**Task statement:** Pictures do not belong in the copy, so please give every entry below again exactly.

**Given information:**
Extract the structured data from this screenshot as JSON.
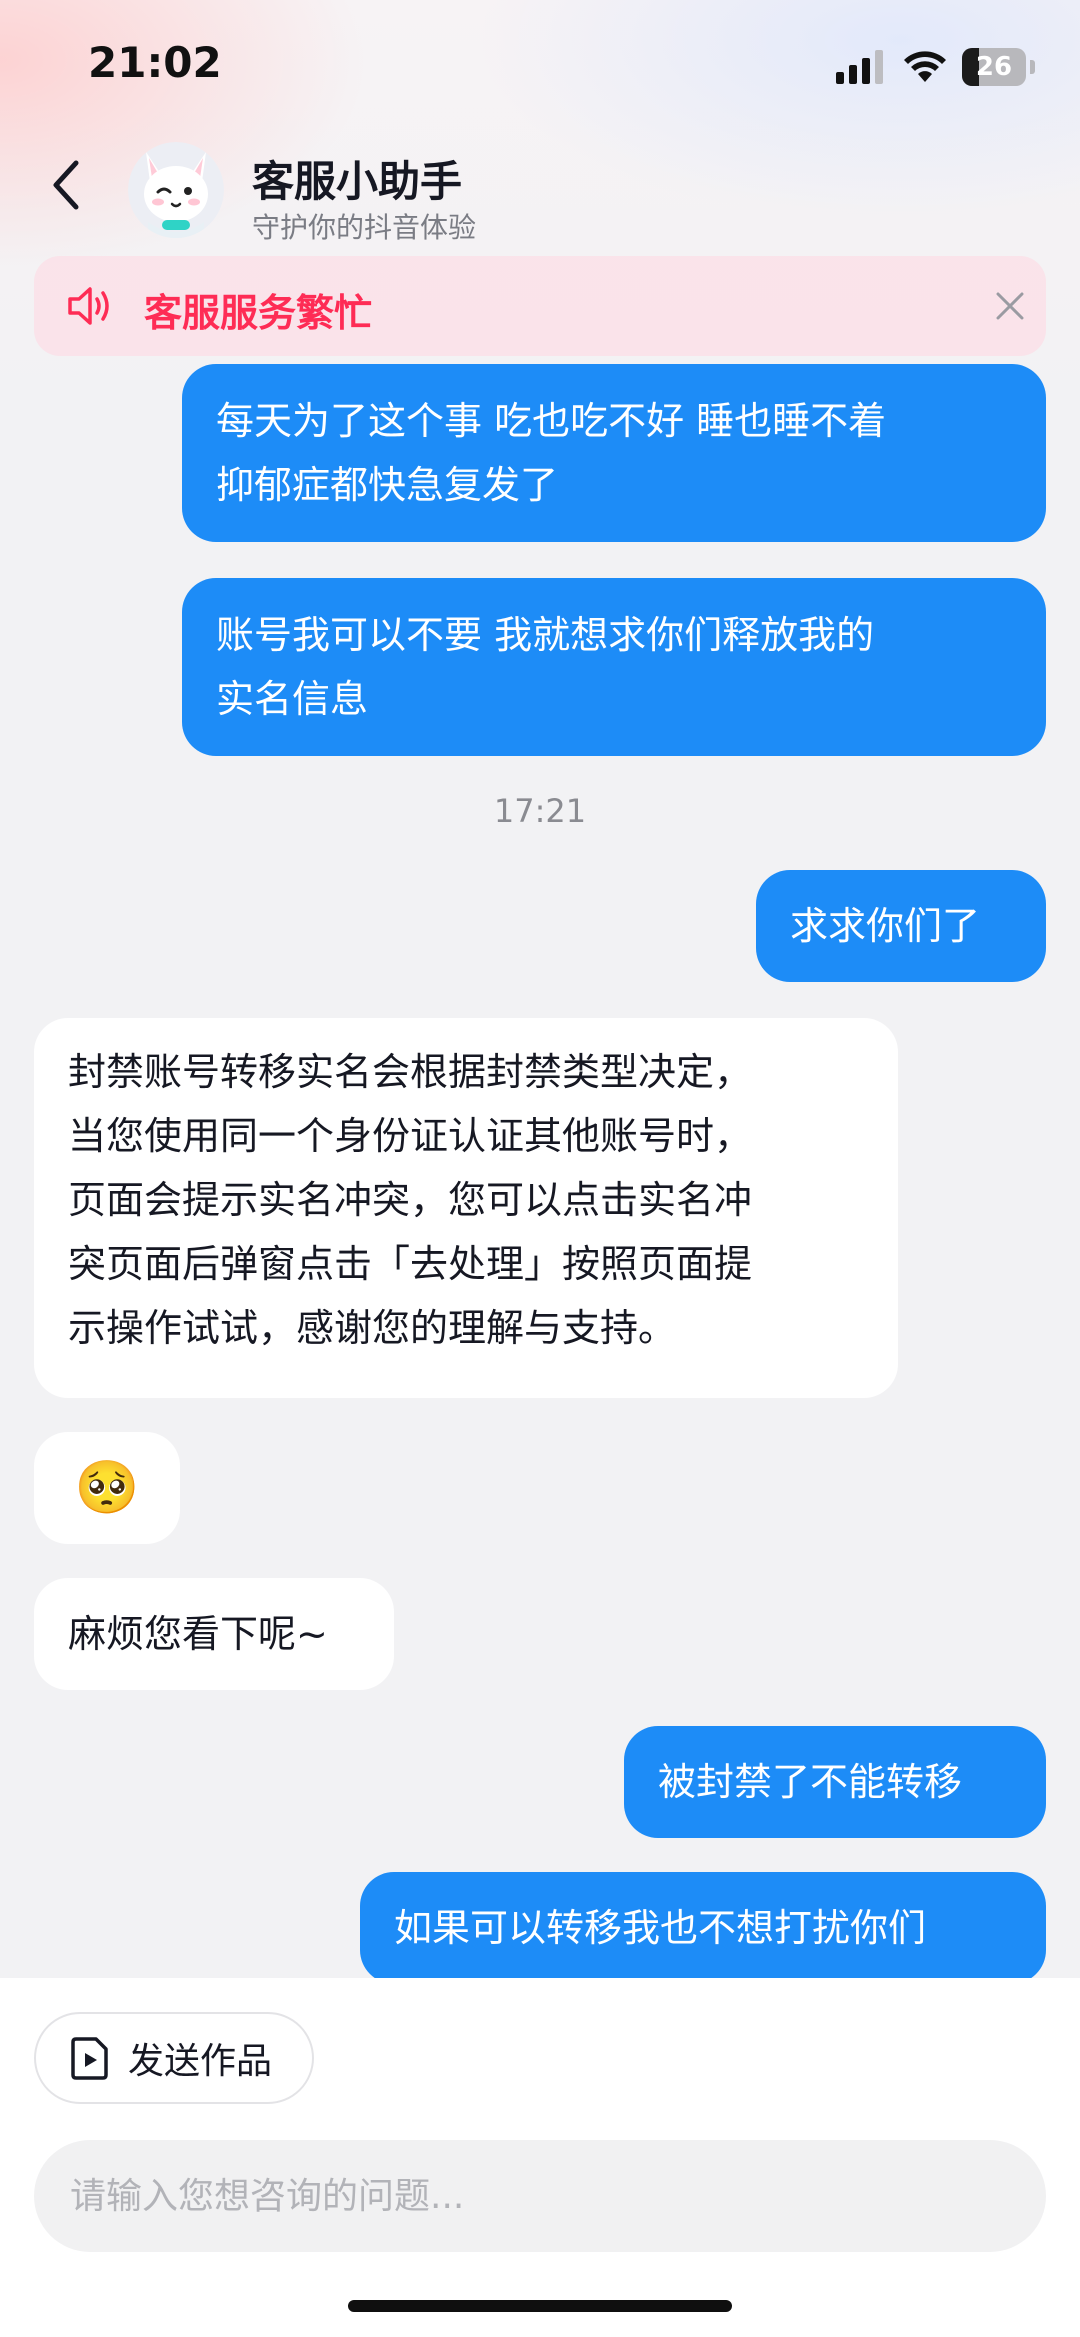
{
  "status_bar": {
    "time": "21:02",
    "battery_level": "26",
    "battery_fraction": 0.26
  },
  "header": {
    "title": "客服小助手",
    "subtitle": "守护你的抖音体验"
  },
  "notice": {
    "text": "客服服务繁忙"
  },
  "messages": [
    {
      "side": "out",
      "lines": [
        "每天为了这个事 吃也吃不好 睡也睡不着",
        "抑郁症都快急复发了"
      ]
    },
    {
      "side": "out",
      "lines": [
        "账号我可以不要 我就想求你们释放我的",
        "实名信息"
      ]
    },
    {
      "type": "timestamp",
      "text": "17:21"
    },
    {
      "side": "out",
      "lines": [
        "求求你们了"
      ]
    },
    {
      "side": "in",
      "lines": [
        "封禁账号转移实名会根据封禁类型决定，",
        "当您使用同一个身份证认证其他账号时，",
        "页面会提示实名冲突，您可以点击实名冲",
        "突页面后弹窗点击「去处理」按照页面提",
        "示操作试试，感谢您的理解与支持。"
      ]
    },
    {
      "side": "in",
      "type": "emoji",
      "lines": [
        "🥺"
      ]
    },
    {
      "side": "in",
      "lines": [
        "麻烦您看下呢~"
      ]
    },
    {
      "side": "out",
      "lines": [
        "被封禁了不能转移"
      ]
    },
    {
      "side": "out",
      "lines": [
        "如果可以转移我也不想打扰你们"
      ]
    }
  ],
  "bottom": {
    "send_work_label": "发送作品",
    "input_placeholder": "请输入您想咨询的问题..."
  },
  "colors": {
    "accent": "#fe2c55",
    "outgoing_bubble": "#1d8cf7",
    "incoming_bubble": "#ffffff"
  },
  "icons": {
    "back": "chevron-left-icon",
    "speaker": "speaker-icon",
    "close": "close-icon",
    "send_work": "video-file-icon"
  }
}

**Exercise answer:**
Extract the structured data from this screenshot as JSON.
{
  "status_bar": {
    "time": "21:02",
    "battery_level": "26",
    "battery_fraction": 0.26
  },
  "header": {
    "title": "客服小助手",
    "subtitle": "守护你的抖音体验"
  },
  "notice": {
    "text": "客服服务繁忙"
  },
  "messages": [
    {
      "side": "out",
      "lines": [
        "每天为了这个事 吃也吃不好 睡也睡不着",
        "抑郁症都快急复发了"
      ]
    },
    {
      "side": "out",
      "lines": [
        "账号我可以不要 我就想求你们释放我的",
        "实名信息"
      ]
    },
    {
      "type": "timestamp",
      "text": "17:21"
    },
    {
      "side": "out",
      "lines": [
        "求求你们了"
      ]
    },
    {
      "side": "in",
      "lines": [
        "封禁账号转移实名会根据封禁类型决定，",
        "当您使用同一个身份证认证其他账号时，",
        "页面会提示实名冲突，您可以点击实名冲",
        "突页面后弹窗点击「去处理」按照页面提",
        "示操作试试，感谢您的理解与支持。"
      ]
    },
    {
      "side": "in",
      "type": "emoji",
      "lines": [
        "🥺"
      ]
    },
    {
      "side": "in",
      "lines": [
        "麻烦您看下呢~"
      ]
    },
    {
      "side": "out",
      "lines": [
        "被封禁了不能转移"
      ]
    },
    {
      "side": "out",
      "lines": [
        "如果可以转移我也不想打扰你们"
      ]
    }
  ],
  "bottom": {
    "send_work_label": "发送作品",
    "input_placeholder": "请输入您想咨询的问题..."
  },
  "colors": {
    "accent": "#fe2c55",
    "outgoing_bubble": "#1d8cf7",
    "incoming_bubble": "#ffffff"
  },
  "icons": {
    "back": "chevron-left-icon",
    "speaker": "speaker-icon",
    "close": "close-icon",
    "send_work": "video-file-icon"
  }
}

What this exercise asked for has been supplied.